### Action item
When a line below contains the word "this", copy that line.

Entries from a dataset of interfaces:
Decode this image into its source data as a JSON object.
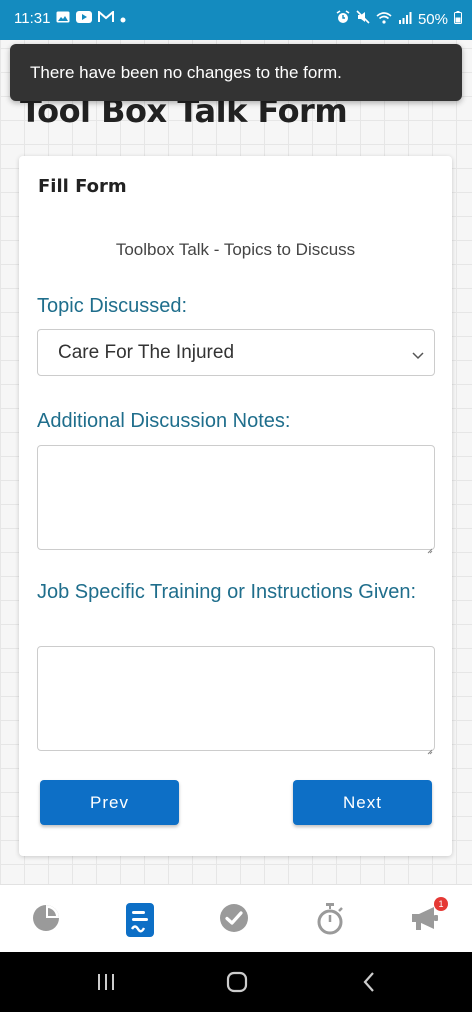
{
  "status_bar": {
    "time": "11:31",
    "battery": "50%",
    "notification_icons": [
      "image-icon",
      "youtube-icon",
      "gmail-icon",
      "dot-icon"
    ],
    "system_icons": [
      "alarm-icon",
      "mute-icon",
      "wifi-icon",
      "signal-icon",
      "battery-icon"
    ]
  },
  "toast": {
    "message": "There have been no changes to the form."
  },
  "page": {
    "title": "Tool Box Talk Form"
  },
  "form": {
    "card_title": "Fill Form",
    "section_subtitle": "Toolbox Talk - Topics to Discuss",
    "topic": {
      "label": "Topic Discussed:",
      "selected": "Care For The Injured"
    },
    "notes": {
      "label": "Additional Discussion Notes:",
      "value": ""
    },
    "training": {
      "label": "Job Specific Training or Instructions Given:",
      "value": ""
    },
    "prev_label": "Prev",
    "next_label": "Next"
  },
  "bottom_nav": {
    "items": [
      {
        "icon": "pie-chart-icon",
        "active": false
      },
      {
        "icon": "form-document-icon",
        "active": true
      },
      {
        "icon": "check-circle-icon",
        "active": false
      },
      {
        "icon": "stopwatch-icon",
        "active": false
      },
      {
        "icon": "megaphone-icon",
        "active": false,
        "badge": "1"
      }
    ]
  },
  "colors": {
    "status_bar": "#148bbf",
    "accent": "#0d6fc6",
    "label": "#1f6e8c",
    "badge": "#e53935"
  }
}
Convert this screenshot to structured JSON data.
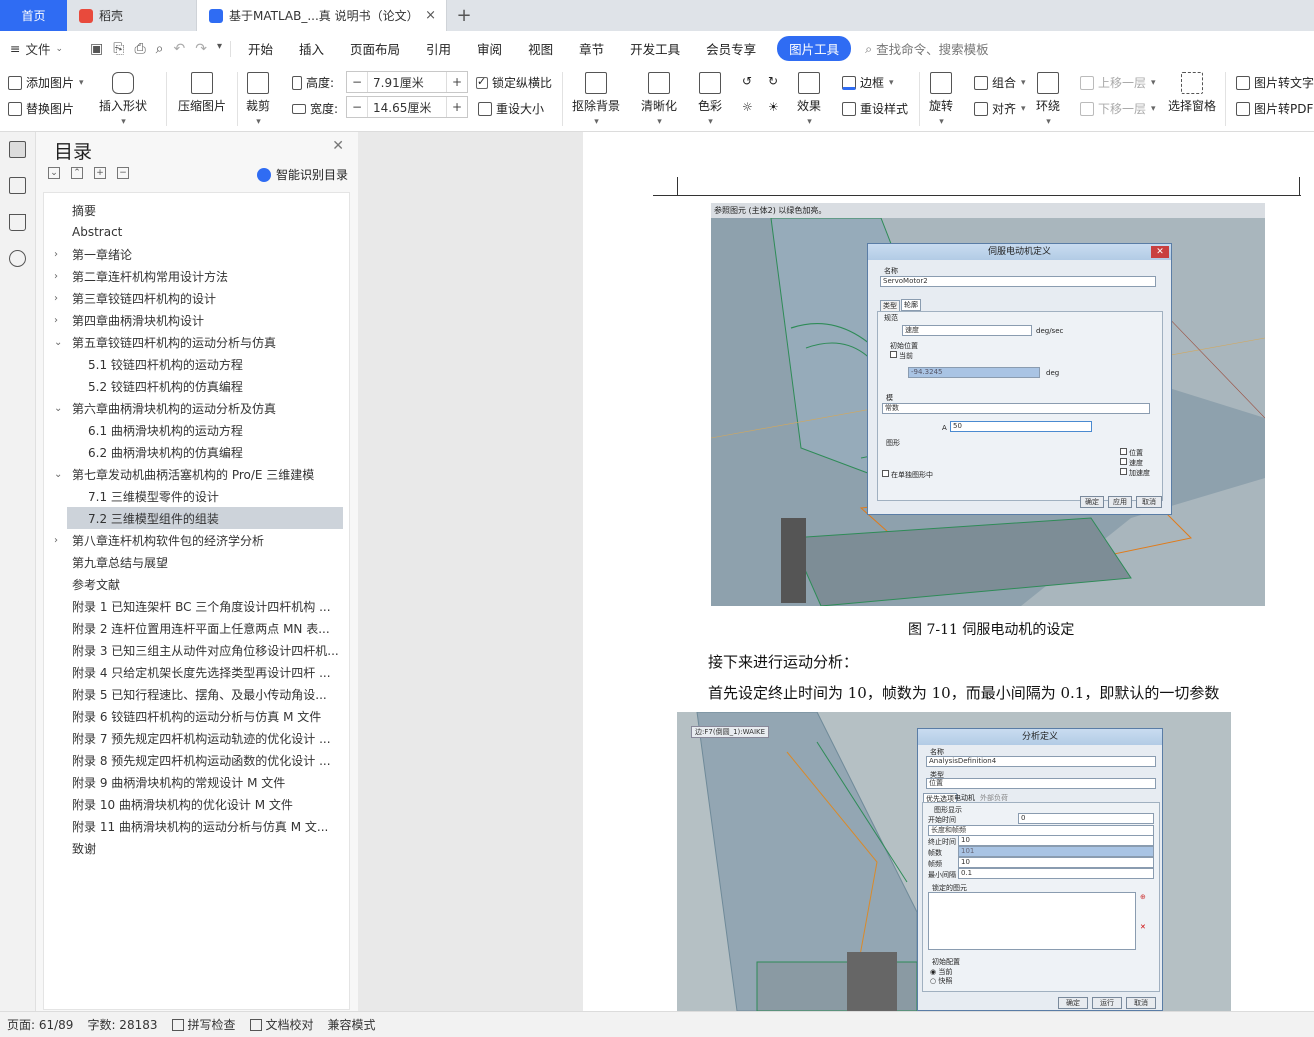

### Expected output
Decode this image into its source data as a JSON object.
Convert this screenshot to structured JSON data.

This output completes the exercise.